Entries from a dataset of interfaces:

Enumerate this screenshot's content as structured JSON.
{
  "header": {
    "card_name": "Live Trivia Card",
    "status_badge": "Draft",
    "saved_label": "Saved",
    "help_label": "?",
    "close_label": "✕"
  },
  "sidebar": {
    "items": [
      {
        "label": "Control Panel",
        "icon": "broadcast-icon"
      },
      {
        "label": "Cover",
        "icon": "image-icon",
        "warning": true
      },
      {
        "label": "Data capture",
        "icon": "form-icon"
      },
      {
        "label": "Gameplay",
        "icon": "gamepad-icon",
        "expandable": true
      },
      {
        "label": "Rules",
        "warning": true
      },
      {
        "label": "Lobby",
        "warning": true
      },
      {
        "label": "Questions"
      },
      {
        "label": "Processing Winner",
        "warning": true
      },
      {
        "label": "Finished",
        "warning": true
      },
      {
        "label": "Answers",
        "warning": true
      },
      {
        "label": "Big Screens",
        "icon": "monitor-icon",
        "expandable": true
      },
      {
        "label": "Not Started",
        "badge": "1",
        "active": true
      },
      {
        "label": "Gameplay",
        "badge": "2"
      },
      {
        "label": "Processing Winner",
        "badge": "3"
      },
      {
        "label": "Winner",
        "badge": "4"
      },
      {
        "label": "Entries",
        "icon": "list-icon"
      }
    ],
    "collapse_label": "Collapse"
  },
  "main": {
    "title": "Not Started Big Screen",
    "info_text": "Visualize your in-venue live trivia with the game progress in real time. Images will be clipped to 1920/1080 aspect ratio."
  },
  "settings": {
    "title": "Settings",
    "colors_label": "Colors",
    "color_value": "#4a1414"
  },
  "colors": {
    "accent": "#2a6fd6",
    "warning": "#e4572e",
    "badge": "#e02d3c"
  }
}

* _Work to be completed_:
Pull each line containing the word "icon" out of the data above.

* _Completed exercise_:
        "icon": "broadcast-icon"
        "icon": "image-icon",
        "icon": "form-icon"
        "icon": "gamepad-icon",
        "icon": "monitor-icon",
        "icon": "list-icon"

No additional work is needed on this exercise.